Thanks to everyone back home for their support of the troops here. Throughout my journey, I've seen the signed banners, cards, drawings from school kids, care packages and supplies that have been sent by caring folks back home. They are making it here and are appreciated on two levels; not only for the materials themselves, but because they are a symbol of the fact that people remember they are here and are concerned about them.

Friday, November 10, 2006

ON DECK IN KUWAIT FOR THE MARINE CORPS BIRTHDAY... I arrived safely at the Kuwait City International Airport on the evening of the 9th and made it here to the Ali Al Salem air base shortly after midnight, just in time for the Marine Corps' 231st birthday, which is today, 10 November 2006. All is well here and I am slated to head to Iraq tomorrow. Just a short post for the moment because all the Marines passing through the base are gathering in a few minutes to celebrate the birthday together. More soon!

Tuesday, November 07, 2006

ON TO KUWAIT... I wrapped up my check-in process with I MEF today. Tomorrow I will begin the long (24 hours plus) journey to Kuwait, my final stop before actually heading into Iraq to begin my mission.

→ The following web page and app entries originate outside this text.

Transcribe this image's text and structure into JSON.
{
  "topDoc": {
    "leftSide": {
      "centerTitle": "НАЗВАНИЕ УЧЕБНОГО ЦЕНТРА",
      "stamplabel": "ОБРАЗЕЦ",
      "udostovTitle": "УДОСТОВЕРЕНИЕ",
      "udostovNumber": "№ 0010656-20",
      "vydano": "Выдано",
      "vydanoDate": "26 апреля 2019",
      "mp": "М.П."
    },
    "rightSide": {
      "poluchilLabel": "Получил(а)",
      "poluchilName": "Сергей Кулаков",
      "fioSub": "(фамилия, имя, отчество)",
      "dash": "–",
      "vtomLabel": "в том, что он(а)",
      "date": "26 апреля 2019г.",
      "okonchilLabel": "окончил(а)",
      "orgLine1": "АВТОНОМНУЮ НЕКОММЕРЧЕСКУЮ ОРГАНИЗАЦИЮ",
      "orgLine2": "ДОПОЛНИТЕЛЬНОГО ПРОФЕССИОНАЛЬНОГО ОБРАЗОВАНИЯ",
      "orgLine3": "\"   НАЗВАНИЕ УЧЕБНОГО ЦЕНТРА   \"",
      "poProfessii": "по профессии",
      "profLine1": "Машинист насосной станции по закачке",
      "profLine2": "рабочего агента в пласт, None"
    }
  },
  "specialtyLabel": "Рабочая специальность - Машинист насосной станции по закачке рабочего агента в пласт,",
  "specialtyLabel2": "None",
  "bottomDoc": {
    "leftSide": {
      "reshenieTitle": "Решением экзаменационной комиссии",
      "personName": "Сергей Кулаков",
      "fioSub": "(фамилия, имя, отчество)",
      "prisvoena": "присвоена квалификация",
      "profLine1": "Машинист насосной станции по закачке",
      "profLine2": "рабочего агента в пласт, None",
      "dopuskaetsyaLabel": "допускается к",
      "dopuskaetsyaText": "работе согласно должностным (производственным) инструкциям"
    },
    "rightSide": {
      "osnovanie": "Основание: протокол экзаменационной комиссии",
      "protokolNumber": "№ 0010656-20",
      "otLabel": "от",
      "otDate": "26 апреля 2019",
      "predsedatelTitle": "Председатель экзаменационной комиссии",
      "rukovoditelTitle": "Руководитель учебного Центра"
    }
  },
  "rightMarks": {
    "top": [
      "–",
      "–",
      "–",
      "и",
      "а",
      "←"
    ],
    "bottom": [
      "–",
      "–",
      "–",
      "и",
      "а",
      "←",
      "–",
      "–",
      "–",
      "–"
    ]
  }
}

My brief time here at Pendleton has been a pleasant reminder of how much fun it is to simply be around Marines. Even in the most ordinary and unexciting circumstances (like helping a Lieutenant Colonel check into a new unit), their character shines through... They are professional, positive, funny, spirited and, above all, they have heart. I am enthusiastic about the chance to be surrounded by these wonderful young people and to be charged with recording their thoughts and deeds in far more interesting circumstances for the next few months.

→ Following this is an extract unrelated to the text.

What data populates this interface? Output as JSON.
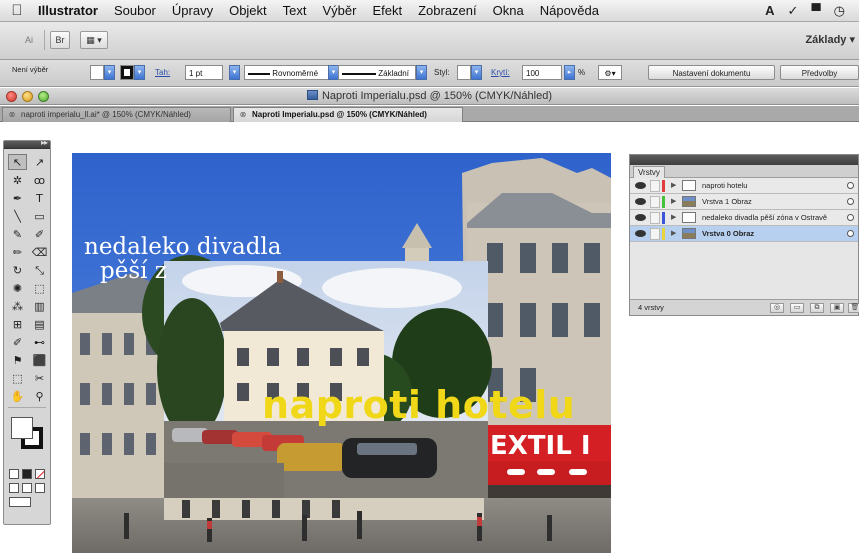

The other aspect that I have been aware of, but observed quite clearly while here, is how incredibly experienced our force is at present. A large percentage of even the youngest cohort of troops have already completed at least one tour in Iraq and many have done two or even three tours in Iraq and/or Afghanistan in the past four years.

My thanks go out to the Marines and Sailors of the MEF Headquarters Group, who helped me to wrap up my processing here so quickly and efficiently. My thoughts now turn to the next group of Marines I will be privileged to spend time with...

Allow me to wish a Happy Birthday tonight to all Marines, present and past, in the event that I don't have the opportunity to log in again before 10 November. Happy 231st Birthday, Marines. Semper Fidelis.

Sunday, November 05, 2006

ON THE WAY... After nearly four weeks of preparations, I am finally on my way to Iraq. I am writing this entry from a wifi spot in the Chicago airport en route to California. I will be there for a couple days picking up some additional gear and checking into Camp Pendleton's I MEF (the Marine Corps' 1st Marine Expeditionary Force), which is the senior Marine command in Iraq right now. More soon... thanks to everyone for their ongoing support and interest.